The most common form of Heel Pain
, is pain on the bottom of the heel. It tends
to occur for no apparent reason and is often worse when first placing weight on the foot. Patients often complain of pain the first thing in the morning or after getting up to stand after sitting.
The pain can be a sharp, searing pain or present as a tearing feeling in the bottom of the heel. As the condition progresses there may be a throbbing pain after getting off your feet or there may be
soreness that radiates up the back of the leg. Pain may also radiate into the arch of the foot.
The most common cause of heel pain is a pull on the heel bone exerted by the muscles and ligaments (plantar fascia shown in illustration above) that support the arch of the foot. This is an overuse

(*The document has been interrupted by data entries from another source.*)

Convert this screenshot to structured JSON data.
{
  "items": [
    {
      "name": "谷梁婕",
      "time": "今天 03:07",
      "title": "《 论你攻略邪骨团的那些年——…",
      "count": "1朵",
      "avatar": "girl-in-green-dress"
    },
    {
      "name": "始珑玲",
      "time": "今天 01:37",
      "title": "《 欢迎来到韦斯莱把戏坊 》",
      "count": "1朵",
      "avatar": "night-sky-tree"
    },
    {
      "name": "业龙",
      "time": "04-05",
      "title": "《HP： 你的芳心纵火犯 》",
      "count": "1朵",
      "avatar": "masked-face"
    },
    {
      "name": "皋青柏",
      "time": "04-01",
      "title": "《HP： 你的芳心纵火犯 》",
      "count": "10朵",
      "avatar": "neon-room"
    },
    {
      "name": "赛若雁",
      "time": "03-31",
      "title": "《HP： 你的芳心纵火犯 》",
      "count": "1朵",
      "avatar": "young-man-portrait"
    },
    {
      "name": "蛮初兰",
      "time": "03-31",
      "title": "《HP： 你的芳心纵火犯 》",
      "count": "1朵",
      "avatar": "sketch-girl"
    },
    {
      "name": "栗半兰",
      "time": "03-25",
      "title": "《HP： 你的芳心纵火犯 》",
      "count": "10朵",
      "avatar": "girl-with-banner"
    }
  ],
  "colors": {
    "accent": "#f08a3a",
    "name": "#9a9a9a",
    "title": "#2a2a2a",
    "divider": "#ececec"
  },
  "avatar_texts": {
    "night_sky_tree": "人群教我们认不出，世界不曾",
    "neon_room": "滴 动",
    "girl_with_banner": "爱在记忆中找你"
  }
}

condition similar to bursitis of the shoulder or tennis elbow. Plantar fasciitis is typically very painful in the morning during the first few steps, after sitting and again at the end of the
Common symptoms, heel Spurs: the pain is usually worst on standing, particularly first thing in the morning when you get up. It is relatively common, though usually occurring in the over forty's age
group. There are no visible features on the heel but a deep localised painful spot can be found in or around the middle of the sole of the heel. Although it is often associated with a spur of bone
sticking out of the heel bone (heel spur syndrome), approximately ten per cent of the population have heel spurs without any pain. Heel Bursitis, pain can be felt at the back of the heel when the
ankle joint is moved and there may be a swelling on both sides of the Achilles tendon. Or you may feel pain deep inside the heel when it makes contact with the ground. Heel Bumps, recognised as firm
bumps on the back of the heel , they are often rubbed by shoes causing pain.
Your doctor will perform a physical exam and ask questions about your medical history and symptoms, such as have you had this type of heel pain before? When did your pain begin? Do you have pain upon
your first steps in the morning or after your first steps after rest? Is the pain dull and aching or sharp and stabbing? Is it worse after exercise? Is it worse when standing? Did you fall or twist
your ankle recently? Are you a runner? If so, how far and how often do you run? Do you walk or stand for long periods of time? What kind of shoes do you wear? Do you have any other symptoms? Your
doctor may order a foot x-ray. You may need to see a physical therapist to learn exercises to stretch and strengthen your foot. Your doctor may recommend a night splint to help stretch your foot.
Surgery may be recommended in some cases.
Non Surgical Treatment
If you develop heel pain, you can try several methods at home to ease your discomfort. For example rest as much as possible, apply ice to the heel for 10 to 15 minutes twice a day, use
over-the-counter pain medications, wear shoes that fit properly, wear night splints, a special device that stretches the foot while you sleep, use heel cups or shoe inserts to reduce pain, If these
home care strategies do not ease your pain, you will need to see your doctor. He or she will perform a physical exam and ask you about your symptoms and when they began. Your doctor may also take an
X-ray to determine the cause of your heel pain. Once your doctor knows what is causing your pain, he or she will be able to provide you with the appropriate treatment. In many cases, your doctor may
prescribe physical therapy. This can help to strengthen the muscles and tendons in your foot, which helps to prevent further injury. If your pain is severe, your doctor may provide you with
anti-inflammatory medications. These medications can be injected into the foot or taken by mouth. Your doctor may also recommend that you support your foot as much as possible-either by taping the
foot or by using special footwear devices. In very rare cases, your doctor may recommend surgery to correct the problem. However, heel surgery often requires a long recovery time and may not always
relieve your foot pain.
Although most patients with plantar fasciitis respond to non-surgical treatment, a small percentage of patients may require surgery. If, after several months of non-surgical treatment, you continue
to have heel pain, surgery will be considered. Your foot and ankle surgeon will discuss the surgical options with you and determine which approach would be most beneficial for you. No matter what
kind of treatment you undergo for plantar fasciitis, the underlying causes that led to this condition may remain. Therefore, you will need to continue with preventive measures. Wearing supportive
shoes, stretching, and using custom orthotic devices are the mainstay of long-term treatment for plantar fasciitis.
Maintaining flexible and strong muscles in your calves, ankles, and feet can help prevent some types of heel pain. Always stretch and warm-up before exercising. Wear comfortable, properly fitting
shoes with good arch support and cushioning. Make sure there is enough room for your toes.